It’s a common problem: You have goals and plan how to achieve them. But when it comes time to implement your plan, somehow things go wrong. What happened? Bad habits, interruptions, competing priorities, or any number of other obstacles can derail the best-laid plans. Luckily, recent psychological research has revealed insights that can be helpful …
Are you stressed out because you are unemployed and need extra experience to put on your resume? Or, are you trying to change your career and want to learn more about the industry you are now interested in? Or, are you simply stressed at work and need something outside your job to help you relax and feel better about yourself? If you answered “yes” to any of these questions, I recommend volunteering. Whether you are doing it for your career or for yourself, volunteering is a great way to meet new people while helping others.

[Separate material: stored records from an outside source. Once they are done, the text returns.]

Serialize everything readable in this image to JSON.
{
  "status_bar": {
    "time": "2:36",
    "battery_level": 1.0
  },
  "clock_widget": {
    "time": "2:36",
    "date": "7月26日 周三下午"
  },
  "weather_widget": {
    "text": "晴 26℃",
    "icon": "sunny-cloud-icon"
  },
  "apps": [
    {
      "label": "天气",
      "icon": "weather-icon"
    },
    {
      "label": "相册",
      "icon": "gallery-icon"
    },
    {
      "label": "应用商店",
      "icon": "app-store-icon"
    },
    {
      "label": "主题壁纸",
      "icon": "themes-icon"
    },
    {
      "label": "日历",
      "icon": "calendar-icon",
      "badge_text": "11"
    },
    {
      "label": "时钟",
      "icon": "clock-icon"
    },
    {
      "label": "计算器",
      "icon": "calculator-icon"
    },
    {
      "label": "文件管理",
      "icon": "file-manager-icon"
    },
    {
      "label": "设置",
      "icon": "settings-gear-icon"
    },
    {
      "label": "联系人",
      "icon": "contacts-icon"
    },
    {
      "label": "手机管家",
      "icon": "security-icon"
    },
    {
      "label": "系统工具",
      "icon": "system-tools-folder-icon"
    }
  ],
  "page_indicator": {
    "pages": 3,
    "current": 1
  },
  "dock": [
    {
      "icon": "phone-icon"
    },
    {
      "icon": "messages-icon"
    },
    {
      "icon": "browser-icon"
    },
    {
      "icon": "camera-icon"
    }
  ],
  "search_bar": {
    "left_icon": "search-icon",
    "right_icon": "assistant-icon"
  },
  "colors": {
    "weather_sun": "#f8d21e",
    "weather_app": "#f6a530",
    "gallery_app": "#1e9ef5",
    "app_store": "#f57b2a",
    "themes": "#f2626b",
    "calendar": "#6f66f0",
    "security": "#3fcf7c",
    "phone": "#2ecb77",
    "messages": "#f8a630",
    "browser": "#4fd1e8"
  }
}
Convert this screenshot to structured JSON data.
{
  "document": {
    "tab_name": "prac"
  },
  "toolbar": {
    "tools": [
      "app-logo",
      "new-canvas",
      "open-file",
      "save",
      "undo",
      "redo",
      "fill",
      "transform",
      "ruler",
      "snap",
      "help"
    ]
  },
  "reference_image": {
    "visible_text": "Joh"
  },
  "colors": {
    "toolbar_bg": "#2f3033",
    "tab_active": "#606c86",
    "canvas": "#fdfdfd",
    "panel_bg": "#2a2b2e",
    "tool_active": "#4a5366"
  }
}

One of my ‘truths’ from 35 years of management, entrepreneurship, and leadership is that the line between good and bad decision makers is much narrower than most people think. In fact, business decisions are only about 50 percent likely to be right. Even great decision makers are only right about 60 percent of the time. So, what really drives the difference between great business people and average or bad business people?
Last week I made the dreaded trip to the dentist (insert shriek here) and the first thing they asked me was, “Are you stressed?” Since I’m working and going back to school full time to earn my master’s degree, my obvious reply was, “Yes I am!” Balancing work, school, family, friends, and pets can often times cause us more stress than we are used to, so I wanted to offer some words of advice on how to stay healthy while taking classes.
I’ve come to the conclusion that the vast majority of people tend to react one of three ways when faced with this type of question: 1. They lay out a solid plan of where they want to be and how they want to get there, including a fairly detailed timeline of events; 2. They have a goal in mind but are more vague about the details and are willing to be flexible when new things arise; 3. They get that wide-eyed panicked look, they start breathing faster and they change the topic as soon as they can.
We’ve discussed how to prepare for networking, what to do once you get there, and how to engage in conversations, but the most important part of networking is the follow-up. Your entire face-to-face networking will be in vain if you don’t take the necessary steps to stay in touch with the people you have met.
In a world full of people with different experiences, attitudes and approaches, it’s only natural that you will occasionally run into someone whose personality does not quite mesh with yours. In general, this isn’t normally a big problem since you can choose to spend time with them or not. However, what happens when you are expected to not only interact with these people but also to be able to work with and alongside of them in a productive and efficient manner?